-- Opening Marker --

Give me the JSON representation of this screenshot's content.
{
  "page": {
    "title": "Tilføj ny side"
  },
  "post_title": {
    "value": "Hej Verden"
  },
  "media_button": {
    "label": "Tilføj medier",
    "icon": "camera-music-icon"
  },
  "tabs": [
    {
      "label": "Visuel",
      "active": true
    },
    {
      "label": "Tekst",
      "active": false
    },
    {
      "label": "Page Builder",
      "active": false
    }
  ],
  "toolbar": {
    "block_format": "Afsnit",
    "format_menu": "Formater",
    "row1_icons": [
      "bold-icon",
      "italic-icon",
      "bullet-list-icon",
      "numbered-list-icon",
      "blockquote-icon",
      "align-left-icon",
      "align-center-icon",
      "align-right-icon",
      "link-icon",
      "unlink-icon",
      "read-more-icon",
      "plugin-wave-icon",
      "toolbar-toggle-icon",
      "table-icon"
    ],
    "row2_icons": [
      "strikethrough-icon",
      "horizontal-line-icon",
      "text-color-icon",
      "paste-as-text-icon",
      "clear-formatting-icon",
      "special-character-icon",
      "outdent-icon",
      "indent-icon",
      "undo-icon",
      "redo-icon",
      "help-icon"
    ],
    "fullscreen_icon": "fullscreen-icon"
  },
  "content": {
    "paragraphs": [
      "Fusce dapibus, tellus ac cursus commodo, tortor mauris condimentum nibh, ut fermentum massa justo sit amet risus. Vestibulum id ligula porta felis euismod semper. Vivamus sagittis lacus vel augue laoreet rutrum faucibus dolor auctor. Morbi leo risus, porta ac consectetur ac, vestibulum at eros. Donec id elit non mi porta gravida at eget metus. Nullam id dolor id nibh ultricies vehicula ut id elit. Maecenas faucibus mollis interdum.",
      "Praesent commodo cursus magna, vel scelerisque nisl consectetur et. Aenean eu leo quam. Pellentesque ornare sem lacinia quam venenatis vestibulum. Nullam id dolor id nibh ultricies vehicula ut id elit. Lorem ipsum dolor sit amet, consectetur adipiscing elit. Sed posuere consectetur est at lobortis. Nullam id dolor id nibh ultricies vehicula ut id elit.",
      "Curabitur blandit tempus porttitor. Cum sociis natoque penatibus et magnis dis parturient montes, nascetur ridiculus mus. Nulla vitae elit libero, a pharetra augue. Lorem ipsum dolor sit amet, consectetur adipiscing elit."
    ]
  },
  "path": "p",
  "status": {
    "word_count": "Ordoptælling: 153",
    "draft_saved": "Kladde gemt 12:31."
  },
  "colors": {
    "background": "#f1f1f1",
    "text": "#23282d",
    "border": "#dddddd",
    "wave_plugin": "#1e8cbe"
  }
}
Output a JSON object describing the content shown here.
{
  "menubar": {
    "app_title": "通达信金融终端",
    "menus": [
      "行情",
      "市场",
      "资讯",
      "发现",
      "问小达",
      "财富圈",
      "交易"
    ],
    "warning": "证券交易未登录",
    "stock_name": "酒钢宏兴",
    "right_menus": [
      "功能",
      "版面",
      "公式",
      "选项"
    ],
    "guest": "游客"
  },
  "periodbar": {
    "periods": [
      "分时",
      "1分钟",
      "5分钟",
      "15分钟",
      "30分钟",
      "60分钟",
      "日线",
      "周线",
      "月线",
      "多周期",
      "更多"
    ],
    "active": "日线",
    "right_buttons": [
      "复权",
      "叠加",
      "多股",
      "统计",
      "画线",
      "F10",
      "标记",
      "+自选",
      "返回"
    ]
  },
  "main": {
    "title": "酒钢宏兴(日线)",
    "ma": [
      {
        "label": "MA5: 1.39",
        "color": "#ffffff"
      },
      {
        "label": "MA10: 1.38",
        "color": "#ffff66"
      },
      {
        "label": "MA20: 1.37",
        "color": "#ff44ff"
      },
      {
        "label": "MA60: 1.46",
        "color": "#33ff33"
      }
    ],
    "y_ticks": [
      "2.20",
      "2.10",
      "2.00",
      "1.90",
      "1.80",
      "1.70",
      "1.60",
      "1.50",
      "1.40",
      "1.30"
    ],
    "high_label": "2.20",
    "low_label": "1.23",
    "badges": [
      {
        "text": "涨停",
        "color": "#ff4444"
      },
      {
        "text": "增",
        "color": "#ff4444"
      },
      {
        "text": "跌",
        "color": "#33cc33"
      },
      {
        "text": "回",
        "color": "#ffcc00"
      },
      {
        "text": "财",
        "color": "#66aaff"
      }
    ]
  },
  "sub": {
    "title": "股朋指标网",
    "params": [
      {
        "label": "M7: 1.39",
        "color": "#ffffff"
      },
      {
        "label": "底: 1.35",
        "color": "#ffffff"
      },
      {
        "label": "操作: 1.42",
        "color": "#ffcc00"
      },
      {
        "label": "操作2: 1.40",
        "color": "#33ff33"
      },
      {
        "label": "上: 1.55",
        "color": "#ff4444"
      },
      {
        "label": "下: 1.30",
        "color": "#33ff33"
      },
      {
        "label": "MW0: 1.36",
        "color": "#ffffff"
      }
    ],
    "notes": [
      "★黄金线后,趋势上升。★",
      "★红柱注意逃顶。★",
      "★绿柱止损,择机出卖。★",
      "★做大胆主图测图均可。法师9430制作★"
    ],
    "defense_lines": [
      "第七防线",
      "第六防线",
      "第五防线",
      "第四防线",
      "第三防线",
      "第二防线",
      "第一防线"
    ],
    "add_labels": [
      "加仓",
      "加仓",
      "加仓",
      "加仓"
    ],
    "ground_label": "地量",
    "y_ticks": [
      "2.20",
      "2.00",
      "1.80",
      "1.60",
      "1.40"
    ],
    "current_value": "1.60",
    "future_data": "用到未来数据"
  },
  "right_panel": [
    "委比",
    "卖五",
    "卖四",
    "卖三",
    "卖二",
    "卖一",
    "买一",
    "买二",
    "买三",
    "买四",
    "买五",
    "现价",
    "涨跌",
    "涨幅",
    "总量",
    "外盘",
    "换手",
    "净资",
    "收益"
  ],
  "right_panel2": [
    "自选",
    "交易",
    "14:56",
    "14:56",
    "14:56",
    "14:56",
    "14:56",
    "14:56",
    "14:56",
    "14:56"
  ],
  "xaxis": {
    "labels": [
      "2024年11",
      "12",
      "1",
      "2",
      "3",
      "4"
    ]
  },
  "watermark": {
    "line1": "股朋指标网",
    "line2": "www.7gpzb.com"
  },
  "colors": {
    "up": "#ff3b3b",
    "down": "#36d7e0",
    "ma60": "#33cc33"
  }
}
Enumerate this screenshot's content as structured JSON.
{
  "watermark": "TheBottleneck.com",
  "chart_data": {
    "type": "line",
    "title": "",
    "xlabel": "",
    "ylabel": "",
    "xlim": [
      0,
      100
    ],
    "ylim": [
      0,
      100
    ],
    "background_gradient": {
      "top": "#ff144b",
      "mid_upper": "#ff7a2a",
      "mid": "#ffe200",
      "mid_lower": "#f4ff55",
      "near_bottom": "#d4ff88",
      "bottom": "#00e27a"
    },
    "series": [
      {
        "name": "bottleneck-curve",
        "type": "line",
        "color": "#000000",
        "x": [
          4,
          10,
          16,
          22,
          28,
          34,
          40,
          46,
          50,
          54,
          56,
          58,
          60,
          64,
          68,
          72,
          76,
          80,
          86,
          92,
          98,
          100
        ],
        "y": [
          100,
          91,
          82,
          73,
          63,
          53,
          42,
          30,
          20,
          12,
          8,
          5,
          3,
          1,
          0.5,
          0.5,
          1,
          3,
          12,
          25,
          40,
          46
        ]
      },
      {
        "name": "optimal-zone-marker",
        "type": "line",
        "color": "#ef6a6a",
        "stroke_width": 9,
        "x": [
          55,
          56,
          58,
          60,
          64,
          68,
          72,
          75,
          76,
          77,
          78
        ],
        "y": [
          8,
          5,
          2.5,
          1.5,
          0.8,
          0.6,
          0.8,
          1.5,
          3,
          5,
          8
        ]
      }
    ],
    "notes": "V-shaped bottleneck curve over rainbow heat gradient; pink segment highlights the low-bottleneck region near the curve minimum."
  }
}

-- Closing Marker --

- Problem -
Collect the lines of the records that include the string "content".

- Task result -
Give me the JSON representation of this screenshot's content.
  "content": {
Output a JSON object describing the content shown here.
Enumerate this screenshot's content as structured JSON.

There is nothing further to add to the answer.